Our self-talk can have a huge impact on the kind of life we live. And from what I have experienced and observed, most of these inner conversations are not positive. For some reason it seems the average person defaults to a negative mindset when they talk to themselves.
What percentage of the time do you walk around throughout the day with thoughts like “Wow I did such an excellent job on that presentation” or “I can’t believe how good I look in these jeans” or “I don’t deserve it”?
Be honest. The conversation probably goes a little more like this: “Why did I open my big, fat mouth in that meeting?” or “I can’t believe I ate that whole bag of chips. My butt looks huge!”
We all do it. The problem is we do it a little too much. The bigger problem is we do it on autopilot most of the time.
So how do we break the poor-old-me cycle?
The S-word. That’s right, service.
One of my favorite sources of inspiration is author-coach Steve Chandler. Regarding service, he says:
All of us have had those moments. I know I have. But the point I try to remember is that those moments do not serve me on the road to success. They stop me.
There’s a way out of those moments Because those doubtful moments can’t happen unless I’m focused on myself unless I am starting to obsess about me, my fears, my heartaches, my welfare and my own survival.

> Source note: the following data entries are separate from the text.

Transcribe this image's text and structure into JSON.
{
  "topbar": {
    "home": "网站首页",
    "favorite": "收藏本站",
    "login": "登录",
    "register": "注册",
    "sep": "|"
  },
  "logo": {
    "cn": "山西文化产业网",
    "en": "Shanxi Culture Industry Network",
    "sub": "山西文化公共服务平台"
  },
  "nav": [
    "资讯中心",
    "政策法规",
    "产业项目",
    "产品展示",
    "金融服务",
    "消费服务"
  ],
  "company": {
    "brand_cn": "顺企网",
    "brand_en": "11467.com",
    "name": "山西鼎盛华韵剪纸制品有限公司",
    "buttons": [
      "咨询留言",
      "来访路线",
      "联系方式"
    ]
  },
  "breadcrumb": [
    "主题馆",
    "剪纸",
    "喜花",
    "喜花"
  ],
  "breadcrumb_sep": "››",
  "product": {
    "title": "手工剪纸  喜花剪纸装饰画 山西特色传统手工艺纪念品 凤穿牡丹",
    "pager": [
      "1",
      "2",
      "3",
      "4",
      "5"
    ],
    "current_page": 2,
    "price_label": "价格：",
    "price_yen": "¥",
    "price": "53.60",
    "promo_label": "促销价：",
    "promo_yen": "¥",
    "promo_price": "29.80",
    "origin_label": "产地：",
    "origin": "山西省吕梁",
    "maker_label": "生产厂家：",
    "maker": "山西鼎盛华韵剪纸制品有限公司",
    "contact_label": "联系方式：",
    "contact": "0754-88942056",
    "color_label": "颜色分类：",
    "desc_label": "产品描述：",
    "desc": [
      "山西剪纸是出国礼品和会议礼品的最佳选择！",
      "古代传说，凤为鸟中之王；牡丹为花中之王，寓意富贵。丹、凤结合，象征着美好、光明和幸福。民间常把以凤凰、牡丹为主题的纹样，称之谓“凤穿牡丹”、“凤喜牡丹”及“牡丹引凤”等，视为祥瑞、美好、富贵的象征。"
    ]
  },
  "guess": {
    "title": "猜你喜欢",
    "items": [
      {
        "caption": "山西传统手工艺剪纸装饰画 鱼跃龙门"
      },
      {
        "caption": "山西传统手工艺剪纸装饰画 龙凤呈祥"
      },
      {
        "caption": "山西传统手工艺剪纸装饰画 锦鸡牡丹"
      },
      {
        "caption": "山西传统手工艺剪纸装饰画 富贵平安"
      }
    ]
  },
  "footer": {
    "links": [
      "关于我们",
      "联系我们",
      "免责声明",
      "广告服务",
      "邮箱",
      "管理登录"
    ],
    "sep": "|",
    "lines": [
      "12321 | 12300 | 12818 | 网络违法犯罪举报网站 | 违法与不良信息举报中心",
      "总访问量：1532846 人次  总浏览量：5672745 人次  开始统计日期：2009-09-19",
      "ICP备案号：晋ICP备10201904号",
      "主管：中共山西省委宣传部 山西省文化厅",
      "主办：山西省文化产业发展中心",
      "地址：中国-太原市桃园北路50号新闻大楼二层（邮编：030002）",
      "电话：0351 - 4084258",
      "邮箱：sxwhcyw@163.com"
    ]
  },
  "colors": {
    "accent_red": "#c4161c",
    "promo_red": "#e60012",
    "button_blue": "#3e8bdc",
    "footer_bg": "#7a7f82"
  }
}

The cure is to turn that around right up there in the mind. Turn the whole focus around. Turn the spotlight around! Get it off of me!
Instead, I want to focus on the end user of my service. It’s a surefire way out of self-doubt. It’s a way out of fear to focus on the end user.
Think about the person out there in life who is longing to receive your service; someone who would really benefit from your ebook, or from your counseling or your product. Someone who would really benefit if you communicated with them and gave them what you had. Keep your focus on them because that will get you back into action. That will have you less self-conscious about how you are coming across. Now you’re trying to help. You want to contribute to their lives.
When you have something that would really help someone, you don’t care how you say it. Or how you’re coming across, you just want them to know about it. Shift the mind out to other people. Shift it off your self-conscious self.
Take the spotlight off yourself. Shine it on someone else and the negative chatter in your mind will quiet down.
The modest man never talks to himself because he’s too busy serving others.
Get into a habit of service and you just may never hear those voices again.
To your good fortune!